June 16th 2017 marks the 40th anniversary of the founding of Oracle, which actually began life as Software Development Laboratories.
Larry Ellison, Bob Miner, and Ed Oates set out to build the worlds best relational database and what an amazing 40 years of Database innovations it has been. From availability to security, Oracle Database has got you covered and we have only just begun!
To mark this great occasion, we’ve put together a short video highlighting all of the amazing features and functionality that has been added to the database over the last 40 years.
Feel free to leave you birthday wishes or comments for the Oracle Database Engineering Team in the comments section below.
The month of June is shaping up to be jam packed with great Oracle conference all across the global and I’m fortunate enough to have the opportunity participate in 3 of them and hope to catch up with a lot of folks in person.
So where can you find me?
Oracle Gebruikersclub Holland Tech Experience 2017

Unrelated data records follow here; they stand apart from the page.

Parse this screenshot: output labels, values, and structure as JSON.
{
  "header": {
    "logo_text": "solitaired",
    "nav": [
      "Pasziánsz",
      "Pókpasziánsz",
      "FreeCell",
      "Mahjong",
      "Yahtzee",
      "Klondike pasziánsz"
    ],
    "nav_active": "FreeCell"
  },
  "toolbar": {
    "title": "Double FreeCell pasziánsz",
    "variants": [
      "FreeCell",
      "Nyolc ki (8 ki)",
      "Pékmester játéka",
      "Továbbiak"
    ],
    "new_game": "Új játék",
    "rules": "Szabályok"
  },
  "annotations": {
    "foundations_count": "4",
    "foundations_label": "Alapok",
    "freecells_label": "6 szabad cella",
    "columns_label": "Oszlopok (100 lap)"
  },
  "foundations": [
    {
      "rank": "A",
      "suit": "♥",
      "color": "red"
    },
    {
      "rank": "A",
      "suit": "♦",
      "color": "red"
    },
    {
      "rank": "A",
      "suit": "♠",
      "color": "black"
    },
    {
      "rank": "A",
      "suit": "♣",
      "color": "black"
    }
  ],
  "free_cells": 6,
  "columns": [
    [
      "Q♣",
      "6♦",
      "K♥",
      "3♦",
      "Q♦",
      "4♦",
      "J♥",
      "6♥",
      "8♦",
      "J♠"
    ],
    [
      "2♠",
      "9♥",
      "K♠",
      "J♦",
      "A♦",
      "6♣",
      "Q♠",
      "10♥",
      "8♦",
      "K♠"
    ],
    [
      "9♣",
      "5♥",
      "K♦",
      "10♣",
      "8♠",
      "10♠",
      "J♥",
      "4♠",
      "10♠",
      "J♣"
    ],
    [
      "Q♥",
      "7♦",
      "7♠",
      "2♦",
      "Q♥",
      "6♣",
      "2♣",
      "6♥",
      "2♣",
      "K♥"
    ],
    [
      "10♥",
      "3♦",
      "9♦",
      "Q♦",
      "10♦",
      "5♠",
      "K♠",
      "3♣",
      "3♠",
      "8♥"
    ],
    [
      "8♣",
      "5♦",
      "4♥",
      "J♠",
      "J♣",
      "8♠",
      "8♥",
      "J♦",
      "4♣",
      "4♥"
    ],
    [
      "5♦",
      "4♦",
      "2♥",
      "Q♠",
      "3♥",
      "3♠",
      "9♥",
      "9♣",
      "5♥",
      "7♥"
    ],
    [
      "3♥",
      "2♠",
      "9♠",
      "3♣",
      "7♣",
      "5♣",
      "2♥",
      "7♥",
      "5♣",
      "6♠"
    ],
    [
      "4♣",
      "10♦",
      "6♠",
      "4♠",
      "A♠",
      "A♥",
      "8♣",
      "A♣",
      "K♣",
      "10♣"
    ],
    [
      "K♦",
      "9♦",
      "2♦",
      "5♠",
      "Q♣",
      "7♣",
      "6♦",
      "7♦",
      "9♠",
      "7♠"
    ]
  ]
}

On June 15th and 16th some of the best and brightest members of the Oracle community in the Netherlands will gather for a two day conference that will include sessions on the Oracle Database, SQL, Fusion Middleware and much more. I’m fortunate enough to be delivering 3 sessions at this event:
Posted in Events
Back in April, I shared with you a new white paper that described a set of best practices or management techniques to facilitate IoT workloads with the Oracle Database. Since then there have been a number of updates in this space that I thought were worthy of a follow up post.
Just in case you haven’t found the time to read the white paper yet, don’t panic because you can now listen to it! Continue reading